══ Excerpted data

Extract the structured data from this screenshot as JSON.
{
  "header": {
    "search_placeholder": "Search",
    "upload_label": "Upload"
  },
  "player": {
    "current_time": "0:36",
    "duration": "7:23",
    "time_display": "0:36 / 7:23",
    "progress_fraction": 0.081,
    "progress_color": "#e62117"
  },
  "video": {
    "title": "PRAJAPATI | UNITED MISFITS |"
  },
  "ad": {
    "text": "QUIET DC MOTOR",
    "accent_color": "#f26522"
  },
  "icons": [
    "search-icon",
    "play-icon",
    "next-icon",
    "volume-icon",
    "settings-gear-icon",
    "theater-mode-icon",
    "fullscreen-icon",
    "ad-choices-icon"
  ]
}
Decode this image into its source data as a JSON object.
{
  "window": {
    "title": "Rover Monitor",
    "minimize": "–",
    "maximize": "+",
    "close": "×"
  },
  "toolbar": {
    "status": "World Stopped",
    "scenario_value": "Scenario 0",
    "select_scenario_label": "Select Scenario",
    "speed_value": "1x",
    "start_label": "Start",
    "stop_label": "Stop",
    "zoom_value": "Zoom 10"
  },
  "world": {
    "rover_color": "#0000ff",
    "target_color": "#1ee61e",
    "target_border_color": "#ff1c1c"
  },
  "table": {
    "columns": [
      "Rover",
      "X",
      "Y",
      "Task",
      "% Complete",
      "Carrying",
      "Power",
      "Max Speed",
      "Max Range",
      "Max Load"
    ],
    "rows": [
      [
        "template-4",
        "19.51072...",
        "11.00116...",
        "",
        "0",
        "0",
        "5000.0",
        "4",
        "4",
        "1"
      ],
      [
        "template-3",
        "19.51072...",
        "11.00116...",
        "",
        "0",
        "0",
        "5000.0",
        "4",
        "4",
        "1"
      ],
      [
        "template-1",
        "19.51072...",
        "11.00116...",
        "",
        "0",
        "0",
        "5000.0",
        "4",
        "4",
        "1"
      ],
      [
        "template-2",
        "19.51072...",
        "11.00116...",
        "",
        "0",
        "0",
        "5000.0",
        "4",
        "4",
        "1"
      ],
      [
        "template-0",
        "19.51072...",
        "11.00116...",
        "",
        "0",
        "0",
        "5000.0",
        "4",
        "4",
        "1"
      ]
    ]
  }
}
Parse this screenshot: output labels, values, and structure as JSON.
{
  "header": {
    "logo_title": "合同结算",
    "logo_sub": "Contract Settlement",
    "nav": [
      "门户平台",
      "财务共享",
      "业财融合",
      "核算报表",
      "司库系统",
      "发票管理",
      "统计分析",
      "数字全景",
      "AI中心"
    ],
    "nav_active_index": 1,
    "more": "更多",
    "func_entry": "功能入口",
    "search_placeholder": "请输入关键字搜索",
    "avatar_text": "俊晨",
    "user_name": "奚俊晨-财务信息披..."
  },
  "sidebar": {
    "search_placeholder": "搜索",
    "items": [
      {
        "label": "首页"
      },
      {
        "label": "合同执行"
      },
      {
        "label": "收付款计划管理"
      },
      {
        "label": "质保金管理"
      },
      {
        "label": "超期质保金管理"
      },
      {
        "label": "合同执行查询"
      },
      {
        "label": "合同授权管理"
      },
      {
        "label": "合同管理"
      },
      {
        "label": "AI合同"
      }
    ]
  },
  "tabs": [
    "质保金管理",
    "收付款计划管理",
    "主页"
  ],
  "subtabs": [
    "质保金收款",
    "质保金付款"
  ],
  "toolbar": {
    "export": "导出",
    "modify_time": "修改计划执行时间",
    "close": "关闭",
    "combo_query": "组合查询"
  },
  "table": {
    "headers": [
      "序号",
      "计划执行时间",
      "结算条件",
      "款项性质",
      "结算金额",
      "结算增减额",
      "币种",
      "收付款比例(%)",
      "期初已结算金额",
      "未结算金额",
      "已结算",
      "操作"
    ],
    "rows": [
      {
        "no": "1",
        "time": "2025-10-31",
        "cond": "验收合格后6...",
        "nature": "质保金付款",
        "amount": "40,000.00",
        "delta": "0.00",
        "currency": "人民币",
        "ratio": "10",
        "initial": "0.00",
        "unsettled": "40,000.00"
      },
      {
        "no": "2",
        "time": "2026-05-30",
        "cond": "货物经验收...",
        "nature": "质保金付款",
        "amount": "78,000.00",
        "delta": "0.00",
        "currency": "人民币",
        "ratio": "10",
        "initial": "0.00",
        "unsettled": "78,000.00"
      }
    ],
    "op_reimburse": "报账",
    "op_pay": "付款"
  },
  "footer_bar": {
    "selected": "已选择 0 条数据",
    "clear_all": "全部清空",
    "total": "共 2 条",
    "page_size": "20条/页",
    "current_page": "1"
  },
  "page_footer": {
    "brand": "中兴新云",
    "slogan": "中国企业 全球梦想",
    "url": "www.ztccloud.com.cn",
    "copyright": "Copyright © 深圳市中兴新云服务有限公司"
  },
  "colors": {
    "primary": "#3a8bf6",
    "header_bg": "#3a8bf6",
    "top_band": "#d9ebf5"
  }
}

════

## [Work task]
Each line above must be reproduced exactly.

## [Output for this exercise]
Extract the structured data from this screenshot as JSON.
{
  "header": {
    "search_placeholder": "Search",
    "upload_label": "Upload"
  },
  "player": {
    "current_time": "0:36",
    "duration": "7:23",
    "time_display": "0:36 / 7:23",
    "progress_fraction": 0.081,
    "progress_color": "#e62117"
  },
  "video": {
    "title": "PRAJAPATI | UNITED MISFITS |"
  },
  "ad": {
    "text": "QUIET DC MOTOR",
    "accent_color": "#f26522"
  },
  "icons": [
    "search-icon",
    "play-icon",
    "next-icon",
    "volume-icon",
    "settings-gear-icon",
    "theater-mode-icon",
    "fullscreen-icon",
    "ad-choices-icon"
  ]
}
Decode this image into its source data as a JSON object.
{
  "window": {
    "title": "Rover Monitor",
    "minimize": "–",
    "maximize": "+",
    "close": "×"
  },
  "toolbar": {
    "status": "World Stopped",
    "scenario_value": "Scenario 0",
    "select_scenario_label": "Select Scenario",
    "speed_value": "1x",
    "start_label": "Start",
    "stop_label": "Stop",
    "zoom_value": "Zoom 10"
  },
  "world": {
    "rover_color": "#0000ff",
    "target_color": "#1ee61e",
    "target_border_color": "#ff1c1c"
  },
  "table": {
    "columns": [
      "Rover",
      "X",
      "Y",
      "Task",
      "% Complete",
      "Carrying",
      "Power",
      "Max Speed",
      "Max Range",
      "Max Load"
    ],
    "rows": [
      [
        "template-4",
        "19.51072...",
        "11.00116...",
        "",
        "0",
        "0",
        "5000.0",
        "4",
        "4",
        "1"
      ],
      [
        "template-3",
        "19.51072...",
        "11.00116...",
        "",
        "0",
        "0",
        "5000.0",
        "4",
        "4",
        "1"
      ],
      [
        "template-1",
        "19.51072...",
        "11.00116...",
        "",
        "0",
        "0",
        "5000.0",
        "4",
        "4",
        "1"
      ],
      [
        "template-2",
        "19.51072...",
        "11.00116...",
        "",
        "0",
        "0",
        "5000.0",
        "4",
        "4",
        "1"
      ],
      [
        "template-0",
        "19.51072...",
        "11.00116...",
        "",
        "0",
        "0",
        "5000.0",
        "4",
        "4",
        "1"
      ]
    ]
  }
}
Parse this screenshot: output labels, values, and structure as JSON.
{
  "header": {
    "logo_title": "合同结算",
    "logo_sub": "Contract Settlement",
    "nav": [
      "门户平台",
      "财务共享",
      "业财融合",
      "核算报表",
      "司库系统",
      "发票管理",
      "统计分析",
      "数字全景",
      "AI中心"
    ],
    "nav_active_index": 1,
    "more": "更多",
    "func_entry": "功能入口",
    "search_placeholder": "请输入关键字搜索",
    "avatar_text": "俊晨",
    "user_name": "奚俊晨-财务信息披..."
  },
  "sidebar": {
    "search_placeholder": "搜索",
    "items": [
      {
        "label": "首页"
      },
      {
        "label": "合同执行"
      },
      {
        "label": "收付款计划管理"
      },
      {
        "label": "质保金管理"
      },
      {
        "label": "超期质保金管理"
      },
      {
        "label": "合同执行查询"
      },
      {
        "label": "合同授权管理"
      },
      {
        "label": "合同管理"
      },
      {
        "label": "AI合同"
      }
    ]
  },
  "tabs": [
    "质保金管理",
    "收付款计划管理",
    "主页"
  ],
  "subtabs": [
    "质保金收款",
    "质保金付款"
  ],
  "toolbar": {
    "export": "导出",
    "modify_time": "修改计划执行时间",
    "close": "关闭",
    "combo_query": "组合查询"
  },
  "table": {
    "headers": [
      "序号",
      "计划执行时间",
      "结算条件",
      "款项性质",
      "结算金额",
      "结算增减额",
      "币种",
      "收付款比例(%)",
      "期初已结算金额",
      "未结算金额",
      "已结算",
      "操作"
    ],
    "rows": [
      {
        "no": "1",
        "time": "2025-10-31",
        "cond": "验收合格后6...",
        "nature": "质保金付款",
        "amount": "40,000.00",
        "delta": "0.00",
        "currency": "人民币",
        "ratio": "10",
        "initial": "0.00",
        "unsettled": "40,000.00"
      },
      {
        "no": "2",
        "time": "2026-05-30",
        "cond": "货物经验收...",
        "nature": "质保金付款",
        "amount": "78,000.00",
        "delta": "0.00",
        "currency": "人民币",
        "ratio": "10",
        "initial": "0.00",
        "unsettled": "78,000.00"
      }
    ],
    "op_reimburse": "报账",
    "op_pay": "付款"
  },
  "footer_bar": {
    "selected": "已选择 0 条数据",
    "clear_all": "全部清空",
    "total": "共 2 条",
    "page_size": "20条/页",
    "current_page": "1"
  },
  "page_footer": {
    "brand": "中兴新云",
    "slogan": "中国企业 全球梦想",
    "url": "www.ztccloud.com.cn",
    "copyright": "Copyright © 深圳市中兴新云服务有限公司"
  },
  "colors": {
    "primary": "#3a8bf6",
    "header_bg": "#3a8bf6",
    "top_band": "#d9ebf5"
  }
}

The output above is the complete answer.